On the Animal Trail

Original title: Sur la piste animale

Publication Date:

April 2018



Original language and publisher

French | Actes Sud

Territories Handled

Netherlands, North America, Scandinavia

Territories Sold

World English (Polity)
Germany (Reclam)
Italy (Nottetempo)
Spanish (Spain) (Errata Naturae)
Argentina (Ediciones Isla Desierta)
Japan (offer received)


Animals & Nature

On the Animal Trail

Original title: Sur la piste animale


Morizot practices an entirely new genre of experimental philosophy: he shuns thought experiment, seeking instead to experience how non-human animals perceive the world by looking for traces of their actions and, eventually, encountering some of them. Tracking wolves in the Alps, bears in Yellowstone or snow panthers in Kyrgyzstan is not for him the mere hobby of a nature-lover, it is a deeply philosophical exercise: it means experimenting the world from the point of view of other animals, hence partially transforming one’s body into their body so as to imagine what it is to inhabit a place from a non-human perspective. Philippe Descola, author of Beyond Nature and Culture​

(Mondes Sauvages)

Preface by Vinciane Despret

The work brings new life to the wild and enriches our own inner worlds.

From the forests of Yellowstone to the peaks of Kirghizstan and Haut-Var steppes or an apartment balcony, Baptiste Morizot offers a different approach to nature: as he calls it, “philosophical tracking”. We are invited to become detectives of nature and to follow the trail of extraordinary, often mythical creatures – bears, wolves, and snow panthers.

By deciphering and interpreting paw prints and signs, we gradually discover not only their animal perpetrator but also the animal’s motives. We get to experience that unique animal perspective and learn to live through the eyes of other living beings to create a singularly enhanced experience of nature. Through his various animal tracking tales, Baptiste Morizot gives us a chance to “enforest” ourselves, as Canadian trackers in the Great North say – to enter the forests of the tundra, wastelands or kitchen gardens and let their forest inhabit us. We learn how to pay increased attention to the living world around us and inside us and to cohabit with it. These encounters with living beings become moments for philosophical enquiry, revealing our relationship with the wild. They tell us about the inner-animal inside us. We learn how we can cohabit with grizzly bears and the virtues we share with the snow panther.

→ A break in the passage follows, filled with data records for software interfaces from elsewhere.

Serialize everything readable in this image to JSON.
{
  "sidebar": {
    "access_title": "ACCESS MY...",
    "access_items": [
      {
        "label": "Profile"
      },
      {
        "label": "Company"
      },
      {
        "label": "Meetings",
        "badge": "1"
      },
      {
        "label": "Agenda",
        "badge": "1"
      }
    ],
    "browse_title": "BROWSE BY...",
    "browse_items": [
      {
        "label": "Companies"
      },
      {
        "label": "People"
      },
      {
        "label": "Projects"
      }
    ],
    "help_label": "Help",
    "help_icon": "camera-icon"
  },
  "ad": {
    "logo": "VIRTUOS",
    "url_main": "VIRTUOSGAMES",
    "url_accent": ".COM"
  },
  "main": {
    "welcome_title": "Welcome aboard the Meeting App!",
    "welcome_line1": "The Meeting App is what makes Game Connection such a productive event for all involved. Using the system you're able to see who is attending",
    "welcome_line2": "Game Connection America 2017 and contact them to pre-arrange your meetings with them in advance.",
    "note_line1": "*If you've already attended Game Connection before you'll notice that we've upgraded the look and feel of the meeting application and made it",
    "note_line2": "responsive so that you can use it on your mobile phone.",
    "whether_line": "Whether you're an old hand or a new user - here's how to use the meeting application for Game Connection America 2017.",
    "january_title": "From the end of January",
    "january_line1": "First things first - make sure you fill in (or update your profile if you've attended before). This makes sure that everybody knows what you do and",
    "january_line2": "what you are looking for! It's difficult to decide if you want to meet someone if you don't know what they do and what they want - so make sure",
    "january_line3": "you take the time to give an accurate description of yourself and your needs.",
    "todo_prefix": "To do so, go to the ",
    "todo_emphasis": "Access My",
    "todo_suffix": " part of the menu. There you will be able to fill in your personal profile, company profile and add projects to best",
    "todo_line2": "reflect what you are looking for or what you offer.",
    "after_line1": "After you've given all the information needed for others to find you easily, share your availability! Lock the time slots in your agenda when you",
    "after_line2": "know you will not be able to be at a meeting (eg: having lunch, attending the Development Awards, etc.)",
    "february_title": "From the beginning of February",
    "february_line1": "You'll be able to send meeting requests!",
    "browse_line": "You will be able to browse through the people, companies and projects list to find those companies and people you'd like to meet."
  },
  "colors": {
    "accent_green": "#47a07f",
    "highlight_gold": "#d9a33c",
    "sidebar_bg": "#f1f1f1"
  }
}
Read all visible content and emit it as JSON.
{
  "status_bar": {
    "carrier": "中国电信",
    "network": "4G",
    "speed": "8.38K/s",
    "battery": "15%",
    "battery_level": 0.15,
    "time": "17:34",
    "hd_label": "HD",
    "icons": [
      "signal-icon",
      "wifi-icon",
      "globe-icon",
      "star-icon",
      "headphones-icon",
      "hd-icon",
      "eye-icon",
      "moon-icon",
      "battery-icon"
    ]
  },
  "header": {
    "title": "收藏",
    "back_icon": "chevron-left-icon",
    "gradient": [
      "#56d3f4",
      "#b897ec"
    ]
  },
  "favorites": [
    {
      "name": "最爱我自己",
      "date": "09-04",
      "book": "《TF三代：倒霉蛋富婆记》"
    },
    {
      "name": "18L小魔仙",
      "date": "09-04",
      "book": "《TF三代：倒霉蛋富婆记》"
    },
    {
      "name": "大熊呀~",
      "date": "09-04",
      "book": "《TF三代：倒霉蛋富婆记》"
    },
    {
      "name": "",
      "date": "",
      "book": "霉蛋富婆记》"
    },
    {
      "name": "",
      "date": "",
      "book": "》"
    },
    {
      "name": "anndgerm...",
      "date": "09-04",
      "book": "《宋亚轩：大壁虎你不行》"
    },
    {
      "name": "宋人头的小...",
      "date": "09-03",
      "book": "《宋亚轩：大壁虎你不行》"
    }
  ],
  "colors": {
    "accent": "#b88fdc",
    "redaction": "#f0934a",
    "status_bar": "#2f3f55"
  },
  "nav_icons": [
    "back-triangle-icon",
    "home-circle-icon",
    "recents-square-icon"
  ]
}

Marketing Information

  • Over 15,000 copies sold
  • English sample available